“At that time the kingdom of heaven will be like ten virgins who took their lamps and went out to meet the bridegroom. 2 Five of them were foolish and five were wise. 3 The foolish ones took their lamps but did not take any oil with them. 4 The wise ones, however, took oil in jars along with their lamps. 5 The bridegroom was a long time in coming, and they all became drowsy and fell asleep.
6 “At midnight the cry rang out: ‘Here’s the bridegroom! Come out to meet him!’
7 “Then all the virgins woke up and trimmed their lamps. 8 The foolish ones said to the wise, ‘Give us some of your oil; our lamps are going out.’
9 “‘No,’ they replied, ‘there may not be enough for both us and you. Instead, go to those who sell oil and buy some for yourselves.’
10 “But while they were on their way to buy the oil, the bridegroom arrived. The virgins who were ready went in with him to the wedding banquet. And the door was shut.
11 “Later the others also came. ‘Lord, Lord,’ they said, ‘open the door for us!’
12 “But he replied, ‘Truly I tell you, I don’t know you.’
13 “Therefore keep watch, because you do not know the day or the hour. Matthew 25:1-13
This passage doesn’t make a lot of sense to a Western mindset, but it would have back then.
As BibleHub pointed out, “Jewish custom required the bridesmaids to wait at the bridegroom’s house, to receive him and the bride, and as this was commonly after sunset, they were provided with lamps or torches.”
“On the appointed day, the bridegroom, accompanied by his friends, proceeded to the bride’s house, and thence escorted her, with her attendant maidens and friends, to his own or his parents’ home. In the parable, however, the proceedings are somewhat different. Here the bridegroom is not in the town, but somewhere at a distance, so that, though the day is settled, the exact hour of his arrival is uncertain. He will come in the course of the night, and the virgins who are to meet him have assembled in the house where the wedding is to take place.
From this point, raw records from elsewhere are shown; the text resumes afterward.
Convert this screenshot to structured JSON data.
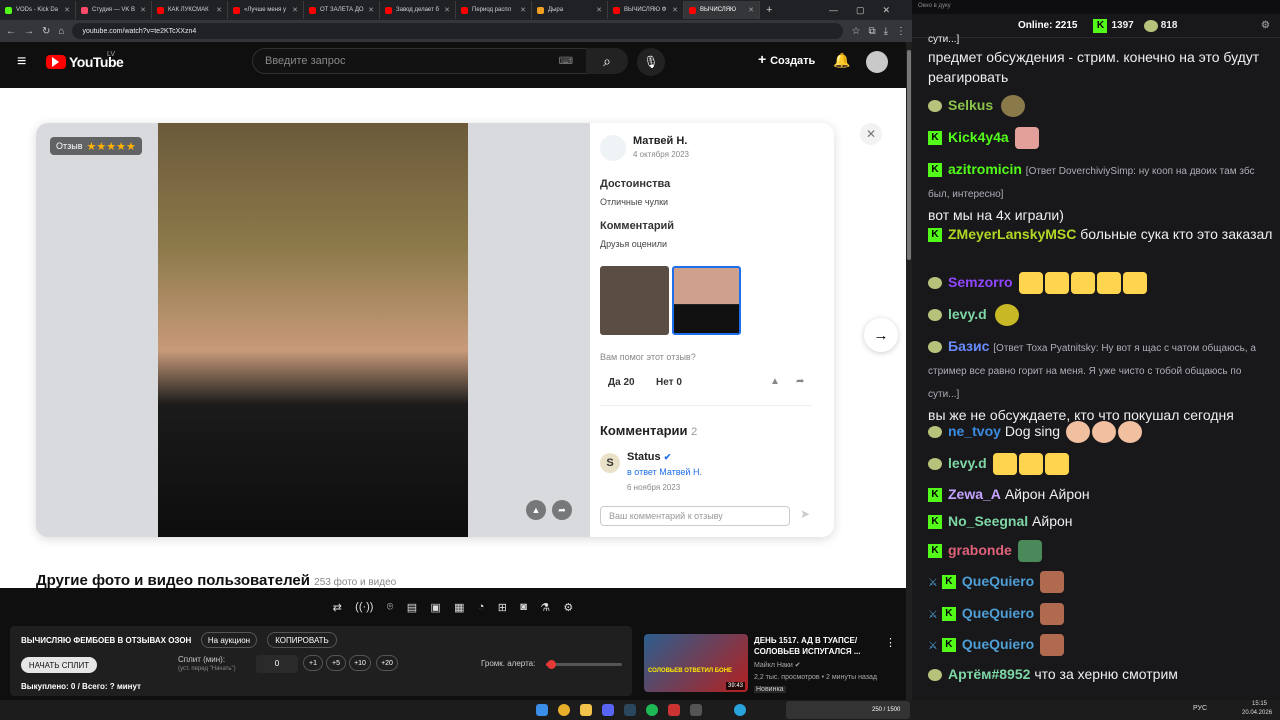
{
  "browser": {
    "tabs": [
      "VODs - Kick Da",
      "Студия — VK В",
      "КАК ЛУКСМАК",
      "«Лучше меня у",
      "ОТ ЗАЛЕТА ДО",
      "Завод делает б",
      "Период распл",
      "Дыра",
      "ВЫЧИСЛЯЮ Ф",
      "ВЫЧИСЛЯЮ"
    ],
    "url": "youtube.com/watch?v=te2KTcXXzn4"
  },
  "youtube": {
    "logo": "YouTube",
    "region": "LV",
    "search_placeholder": "Введите запрос",
    "create_label": "Создать"
  },
  "review": {
    "badge": "Отзыв",
    "stars": 5,
    "author": "Матвей Н.",
    "date": "4 октября 2023",
    "pros_title": "Достоинства",
    "pros_text": "Отличные чулки",
    "comment_title": "Комментарий",
    "comment_text": "Друзья оценили",
    "helpful_q": "Вам помог этот отзыв?",
    "yes": "Да 20",
    "no": "Нет 0",
    "comments_title": "Комментарии",
    "comments_count": "2",
    "reply_author": "Status",
    "reply_to": "в ответ Матвей Н.",
    "reply_date": "6 ноября 2023",
    "input_placeholder": "Ваш комментарий к отзыву"
  },
  "section": {
    "title": "Другие фото и видео пользователей",
    "count": "253 фото и видео"
  },
  "panel": {
    "title": "ВЫЧИСЛЯЮ ФЕМБОЕВ В ОТЗЫВАХ ОЗОН",
    "auction": "На аукцион",
    "copy": "КОПИРОВАТЬ",
    "start_split": "НАЧАТЬ СПЛИТ",
    "split_label": "Сплит (мин):",
    "split_hint": "(уст. перед \"Начать\")",
    "split_value": "0",
    "increments": [
      "+1",
      "+5",
      "+10",
      "+20"
    ],
    "alert_volume": "Громк. алерта:",
    "alert_volume_level": 0.07,
    "bought": "Выкуплено: 0 / Всего: ? минут"
  },
  "related": {
    "title": "ДЕНЬ 1517. АД В ТУАПСЕ/ СОЛОВЬЕВ ИСПУГАЛСЯ ...",
    "channel": "Майкл Наки",
    "meta": "2,2 тыс. просмотров • 2 минуты назад",
    "badge": "Новинка",
    "duration": "39:43",
    "thumb_text": "СОЛОВЬЕВ ОТВЕТИЛ БОНЕ"
  },
  "chat": {
    "header": "Окно в дуку",
    "online_label": "Online:",
    "online": "2215",
    "kick_count": "1397",
    "other_count": "818",
    "messages": [
      {
        "text": "сути...]"
      },
      {
        "text": "предмет обсуждения - стрим. конечно на это будут реагировать"
      },
      {
        "user": "Selkus",
        "color": "#8bc34a"
      },
      {
        "user": "Kick4y4a",
        "color": "#53fc18"
      },
      {
        "user": "azitromicin",
        "color": "#53fc18",
        "reply": "[Ответ DoverchiviySimp: ну кооп на двоих там збс был, интересно]",
        "text": "вот мы на 4х играли)"
      },
      {
        "user": "ZMeyerLanskyMSC",
        "color": "#b2d826",
        "text": "больные сука кто это заказал"
      },
      {
        "user": "Semzorro",
        "color": "#9146ff"
      },
      {
        "user": "levy.d",
        "color": "#7ed6a5"
      },
      {
        "user": "Базис",
        "color": "#6a8cff",
        "reply": "[Ответ Тоха Pyatnitsky: Ну вот я щас с чатом общаюсь, а стример все равно горит на меня. Я уже чисто с тобой общаюсь по сути...]",
        "text": "вы же не обсуждаете, кто что покушал сегодня"
      },
      {
        "user": "ne_tvoy",
        "color": "#3a8ce0",
        "text": "Dog sing"
      },
      {
        "user": "levy.d",
        "color": "#7ed6a5"
      },
      {
        "user": "Zewa_A",
        "color": "#c6a3ff",
        "text": "Айрон Айрон"
      },
      {
        "user": "No_Seegnal",
        "color": "#7ed6a5",
        "text": "Айрон"
      },
      {
        "user": "grabonde",
        "color": "#e0627a"
      },
      {
        "user": "QueQuiero",
        "color": "#4e9fd6"
      },
      {
        "user": "QueQuiero",
        "color": "#4e9fd6"
      },
      {
        "user": "QueQuiero",
        "color": "#4e9fd6"
      },
      {
        "user": "Артём#8952",
        "color": "#7ed6a5",
        "text": "что за херню смотрим"
      }
    ]
  },
  "taskbar": {
    "lang": "РУС",
    "time": "15:15",
    "date": "20.04.2026",
    "widget": "250 / 1500"
  }
}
They wait for the summons to go forth and meet the bridegroom and conduct him to the bridal place; and when the signal is given that he is approaching, they set forth on the road, each bearing her lamp.”
Verse 13 is a very clear summary and point to the story: keep watch.
What does that really mean?
Consider the wife of a soldier returning from war. She’s dressed up and waiting at the airport (when you could do that), and she’s looking around people to see her man in uniform. She’s waiting in excited anticipation for the man she hasn’t seen in a year. He’s finally coming home.
Even though we have the day to day grind we’re in here on earth, we realize that maybe today – yes, maybe today – we will see Him return. We cast off all the end times analysis that hinders His return from being imminent (i.e., He couldn’t possibly return now because….), and we, like the military wife, wait eagerly for His return.
Remember, we still don’t know the day or hour.